Page and application data records
****************************************

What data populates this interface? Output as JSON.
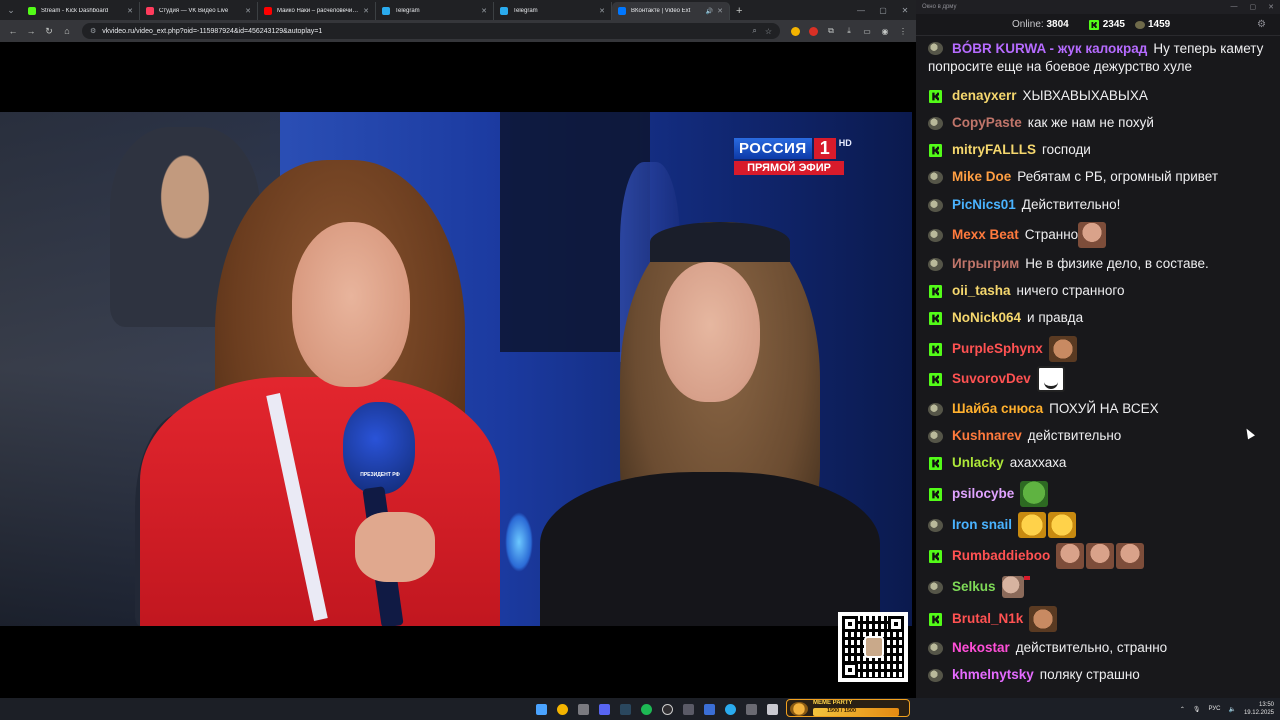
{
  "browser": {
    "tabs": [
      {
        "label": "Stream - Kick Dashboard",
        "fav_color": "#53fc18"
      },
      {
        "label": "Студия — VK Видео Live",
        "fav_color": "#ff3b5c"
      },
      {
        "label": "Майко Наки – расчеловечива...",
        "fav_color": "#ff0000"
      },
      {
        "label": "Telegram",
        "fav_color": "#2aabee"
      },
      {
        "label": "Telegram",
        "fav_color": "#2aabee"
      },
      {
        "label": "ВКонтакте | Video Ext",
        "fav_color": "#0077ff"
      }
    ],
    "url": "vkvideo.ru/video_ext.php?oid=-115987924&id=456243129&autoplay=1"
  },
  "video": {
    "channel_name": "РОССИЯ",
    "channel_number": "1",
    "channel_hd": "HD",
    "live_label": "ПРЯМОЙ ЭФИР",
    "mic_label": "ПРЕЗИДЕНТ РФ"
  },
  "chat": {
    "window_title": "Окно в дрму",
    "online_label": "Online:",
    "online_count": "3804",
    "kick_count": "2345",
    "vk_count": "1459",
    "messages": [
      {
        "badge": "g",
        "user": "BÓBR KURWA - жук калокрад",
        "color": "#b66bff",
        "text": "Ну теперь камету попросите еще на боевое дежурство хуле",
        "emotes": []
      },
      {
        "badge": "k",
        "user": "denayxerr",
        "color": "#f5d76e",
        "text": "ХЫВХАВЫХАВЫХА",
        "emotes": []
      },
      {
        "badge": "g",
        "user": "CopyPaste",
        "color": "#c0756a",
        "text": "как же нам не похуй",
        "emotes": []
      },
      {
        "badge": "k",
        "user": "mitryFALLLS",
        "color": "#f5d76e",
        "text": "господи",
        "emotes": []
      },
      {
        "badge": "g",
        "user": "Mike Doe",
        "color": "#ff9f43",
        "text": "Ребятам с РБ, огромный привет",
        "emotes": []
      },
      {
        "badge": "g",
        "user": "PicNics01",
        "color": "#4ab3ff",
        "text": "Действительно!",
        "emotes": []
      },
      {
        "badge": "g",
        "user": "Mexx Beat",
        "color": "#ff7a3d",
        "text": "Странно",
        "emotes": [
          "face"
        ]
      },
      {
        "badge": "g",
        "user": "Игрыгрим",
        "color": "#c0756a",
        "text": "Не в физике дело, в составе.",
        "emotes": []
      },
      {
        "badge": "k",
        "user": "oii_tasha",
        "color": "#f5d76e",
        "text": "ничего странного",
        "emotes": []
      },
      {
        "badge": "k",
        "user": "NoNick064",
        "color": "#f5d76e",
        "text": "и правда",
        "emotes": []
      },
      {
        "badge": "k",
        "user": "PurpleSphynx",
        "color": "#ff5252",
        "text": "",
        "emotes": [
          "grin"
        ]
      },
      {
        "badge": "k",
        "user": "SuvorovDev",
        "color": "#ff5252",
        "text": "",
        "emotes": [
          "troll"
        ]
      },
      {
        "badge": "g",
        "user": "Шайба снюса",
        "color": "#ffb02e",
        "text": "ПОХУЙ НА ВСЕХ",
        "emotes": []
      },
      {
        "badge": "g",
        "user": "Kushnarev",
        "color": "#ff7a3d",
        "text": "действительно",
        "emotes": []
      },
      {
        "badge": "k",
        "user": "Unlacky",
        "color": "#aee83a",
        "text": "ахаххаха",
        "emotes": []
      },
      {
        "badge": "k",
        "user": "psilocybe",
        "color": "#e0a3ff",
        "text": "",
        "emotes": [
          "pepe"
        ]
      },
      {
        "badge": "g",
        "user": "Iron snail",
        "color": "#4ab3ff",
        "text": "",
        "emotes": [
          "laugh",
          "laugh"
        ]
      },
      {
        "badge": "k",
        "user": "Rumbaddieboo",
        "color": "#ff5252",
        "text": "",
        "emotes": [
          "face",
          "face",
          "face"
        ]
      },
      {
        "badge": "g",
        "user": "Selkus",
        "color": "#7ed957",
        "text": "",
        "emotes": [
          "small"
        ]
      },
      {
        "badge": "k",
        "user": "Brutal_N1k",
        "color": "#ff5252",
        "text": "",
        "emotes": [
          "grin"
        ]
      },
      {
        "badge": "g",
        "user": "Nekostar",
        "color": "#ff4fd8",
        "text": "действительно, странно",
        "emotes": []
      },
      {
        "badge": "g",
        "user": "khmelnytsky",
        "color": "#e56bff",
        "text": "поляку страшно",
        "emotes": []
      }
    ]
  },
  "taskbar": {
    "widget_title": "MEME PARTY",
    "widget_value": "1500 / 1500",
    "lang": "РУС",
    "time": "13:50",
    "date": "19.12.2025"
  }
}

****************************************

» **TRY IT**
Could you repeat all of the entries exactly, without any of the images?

» **ANSWER TO THIS PROBLEM**
What data populates this interface? Output as JSON.
{
  "browser": {
    "tabs": [
      {
        "label": "Stream - Kick Dashboard",
        "fav_color": "#53fc18"
      },
      {
        "label": "Студия — VK Видео Live",
        "fav_color": "#ff3b5c"
      },
      {
        "label": "Майко Наки – расчеловечива...",
        "fav_color": "#ff0000"
      },
      {
        "label": "Telegram",
        "fav_color": "#2aabee"
      },
      {
        "label": "Telegram",
        "fav_color": "#2aabee"
      },
      {
        "label": "ВКонтакте | Video Ext",
        "fav_color": "#0077ff"
      }
    ],
    "url": "vkvideo.ru/video_ext.php?oid=-115987924&id=456243129&autoplay=1"
  },
  "video": {
    "channel_name": "РОССИЯ",
    "channel_number": "1",
    "channel_hd": "HD",
    "live_label": "ПРЯМОЙ ЭФИР",
    "mic_label": "ПРЕЗИДЕНТ РФ"
  },
  "chat": {
    "window_title": "Окно в дрму",
    "online_label": "Online:",
    "online_count": "3804",
    "kick_count": "2345",
    "vk_count": "1459",
    "messages": [
      {
        "badge": "g",
        "user": "BÓBR KURWA - жук калокрад",
        "color": "#b66bff",
        "text": "Ну теперь камету попросите еще на боевое дежурство хуле",
        "emotes": []
      },
      {
        "badge": "k",
        "user": "denayxerr",
        "color": "#f5d76e",
        "text": "ХЫВХАВЫХАВЫХА",
        "emotes": []
      },
      {
        "badge": "g",
        "user": "CopyPaste",
        "color": "#c0756a",
        "text": "как же нам не похуй",
        "emotes": []
      },
      {
        "badge": "k",
        "user": "mitryFALLLS",
        "color": "#f5d76e",
        "text": "господи",
        "emotes": []
      },
      {
        "badge": "g",
        "user": "Mike Doe",
        "color": "#ff9f43",
        "text": "Ребятам с РБ, огромный привет",
        "emotes": []
      },
      {
        "badge": "g",
        "user": "PicNics01",
        "color": "#4ab3ff",
        "text": "Действительно!",
        "emotes": []
      },
      {
        "badge": "g",
        "user": "Mexx Beat",
        "color": "#ff7a3d",
        "text": "Странно",
        "emotes": [
          "face"
        ]
      },
      {
        "badge": "g",
        "user": "Игрыгрим",
        "color": "#c0756a",
        "text": "Не в физике дело, в составе.",
        "emotes": []
      },
      {
        "badge": "k",
        "user": "oii_tasha",
        "color": "#f5d76e",
        "text": "ничего странного",
        "emotes": []
      },
      {
        "badge": "k",
        "user": "NoNick064",
        "color": "#f5d76e",
        "text": "и правда",
        "emotes": []
      },
      {
        "badge": "k",
        "user": "PurpleSphynx",
        "color": "#ff5252",
        "text": "",
        "emotes": [
          "grin"
        ]
      },
      {
        "badge": "k",
        "user": "SuvorovDev",
        "color": "#ff5252",
        "text": "",
        "emotes": [
          "troll"
        ]
      },
      {
        "badge": "g",
        "user": "Шайба снюса",
        "color": "#ffb02e",
        "text": "ПОХУЙ НА ВСЕХ",
        "emotes": []
      },
      {
        "badge": "g",
        "user": "Kushnarev",
        "color": "#ff7a3d",
        "text": "действительно",
        "emotes": []
      },
      {
        "badge": "k",
        "user": "Unlacky",
        "color": "#aee83a",
        "text": "ахаххаха",
        "emotes": []
      },
      {
        "badge": "k",
        "user": "psilocybe",
        "color": "#e0a3ff",
        "text": "",
        "emotes": [
          "pepe"
        ]
      },
      {
        "badge": "g",
        "user": "Iron snail",
        "color": "#4ab3ff",
        "text": "",
        "emotes": [
          "laugh",
          "laugh"
        ]
      },
      {
        "badge": "k",
        "user": "Rumbaddieboo",
        "color": "#ff5252",
        "text": "",
        "emotes": [
          "face",
          "face",
          "face"
        ]
      },
      {
        "badge": "g",
        "user": "Selkus",
        "color": "#7ed957",
        "text": "",
        "emotes": [
          "small"
        ]
      },
      {
        "badge": "k",
        "user": "Brutal_N1k",
        "color": "#ff5252",
        "text": "",
        "emotes": [
          "grin"
        ]
      },
      {
        "badge": "g",
        "user": "Nekostar",
        "color": "#ff4fd8",
        "text": "действительно, странно",
        "emotes": []
      },
      {
        "badge": "g",
        "user": "khmelnytsky",
        "color": "#e56bff",
        "text": "поляку страшно",
        "emotes": []
      }
    ]
  },
  "taskbar": {
    "widget_title": "MEME PARTY",
    "widget_value": "1500 / 1500",
    "lang": "РУС",
    "time": "13:50",
    "date": "19.12.2025"
  }
}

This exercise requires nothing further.